While the above examples are old, the problem has not gone away. Most recently, a 2015 federal indictment charged a major Canadian online pharmacy and a number of other related entities and people with conspiring to smuggle mislabeled and unapproved prescription drugs into the United States.[9]  The indictment alleges that $78 million worth of medications were shipped to the U.S. by CanadaDrugs.com, some of which were counterfeit version of medicines meant to treat cancer.[10] A former executive at PharmacyChecker.com, which bills itself as the only independent source for the safety verification of online pharmacies, was named in the indictment and accused of allegedly participating in the conspiracy to distribute non-FDA approved and counterfeit cancer medications to U.S. doctors’ offices.[11] The distribution of the fake medicine was widespread – FDA sent warning letters to “over 100 doctors in 28 states.”[12]

[1] HHS Task Force on Drug Importation, Report on Prescription Drug Importation, at 60 (Dec. 2004).

[2] HHS Task Force Report  citing Letter from Diane C. Gorman, Assistant Deputy Minister, Health Canada, to Richard H. Carmona, U.S. Surgeon General, pg. 60-61. June 1, 2004.

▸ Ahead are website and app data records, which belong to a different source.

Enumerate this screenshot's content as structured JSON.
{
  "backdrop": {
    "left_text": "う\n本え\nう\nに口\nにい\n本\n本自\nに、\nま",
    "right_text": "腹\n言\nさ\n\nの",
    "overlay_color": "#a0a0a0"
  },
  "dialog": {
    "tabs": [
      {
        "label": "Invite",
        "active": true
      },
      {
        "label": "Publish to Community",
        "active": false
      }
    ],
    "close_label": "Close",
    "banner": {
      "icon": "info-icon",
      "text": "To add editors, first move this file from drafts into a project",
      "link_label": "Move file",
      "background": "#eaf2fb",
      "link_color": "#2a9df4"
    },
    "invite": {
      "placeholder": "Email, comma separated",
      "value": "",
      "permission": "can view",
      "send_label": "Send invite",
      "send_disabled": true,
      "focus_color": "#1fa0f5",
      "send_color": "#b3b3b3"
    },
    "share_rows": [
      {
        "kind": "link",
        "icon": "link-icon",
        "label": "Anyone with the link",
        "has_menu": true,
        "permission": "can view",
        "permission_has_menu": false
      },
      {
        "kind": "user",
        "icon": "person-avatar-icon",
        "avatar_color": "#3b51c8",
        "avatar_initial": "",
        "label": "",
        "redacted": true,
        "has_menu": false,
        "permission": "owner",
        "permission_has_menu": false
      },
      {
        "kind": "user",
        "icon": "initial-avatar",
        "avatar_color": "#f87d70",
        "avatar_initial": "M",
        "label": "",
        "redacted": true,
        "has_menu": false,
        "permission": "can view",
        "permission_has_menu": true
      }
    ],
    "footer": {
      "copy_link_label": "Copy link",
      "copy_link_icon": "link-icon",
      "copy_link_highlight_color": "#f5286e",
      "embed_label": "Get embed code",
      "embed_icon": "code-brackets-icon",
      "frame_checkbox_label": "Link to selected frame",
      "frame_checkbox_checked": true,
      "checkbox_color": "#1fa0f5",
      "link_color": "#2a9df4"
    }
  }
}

[3] Letter to The Washington Post, Diane Gorman, Assistant Deputy Minister, Health Canada, May 9, 2003.

[4] Statement of William K. Hubbard, Senior Associate Commissioner for Policy, Planning and Legislation, FDA, before the Senate Special Committee on Aging, July 9, 2002

[5] FDA News, “FDA Operation Reveals Many Drugs Promoted as “Canadian” Products Really Originate From Other Countries,” December 16, 2005 <http://www.fda.gov/bbs/topics/NEWS/2005/NEW01277.html>

[6] Leonard Zehr, “Internet pharmacies aim overseas,” Globe and Mail: February 6, 2005 .

[7] Christopher Rowland, “Drugs from Anywhere; As Importation Networks Spread, Concerns for Consumer Safety Grow,” The Boston Globe, December 16, 2004.

[8] Walt Bogdanich, ”Free Trade Zones Ease Passage of Counterfeit Drugs,” The New York Times, December 17, 2007.

[9] Dan Mangan, “Canada pharmacy charged in $78M drug export scheme,” CNBC.com, August 19, 2015.

[10] Mangan op cit.

[11] S. Imber, “PharmacyChecker Executive Indicted in CanadaDrugs Fake Cancer Drug Scam,” The Partnership for SafeMedicines.org, August 21, 2015, http://www.safemedicines.org/2015/08/pharmacychecker-executive-indicted-in-canadadrugs-fake-cancer-drug-scam-8-24-15.html.

[12] S. Imber, “PharmacyChecker Executive Indicted in CanadaDrugs Fake Cancer Drug Scam,” The Partnership for SafeMedicines.org, August 21, 2015, http://www.safemedicines.org/2015/08/pharmacychecker-executive-indicted-in-canadadrugs-fake-cancer-drug-scam-8-24-15.html.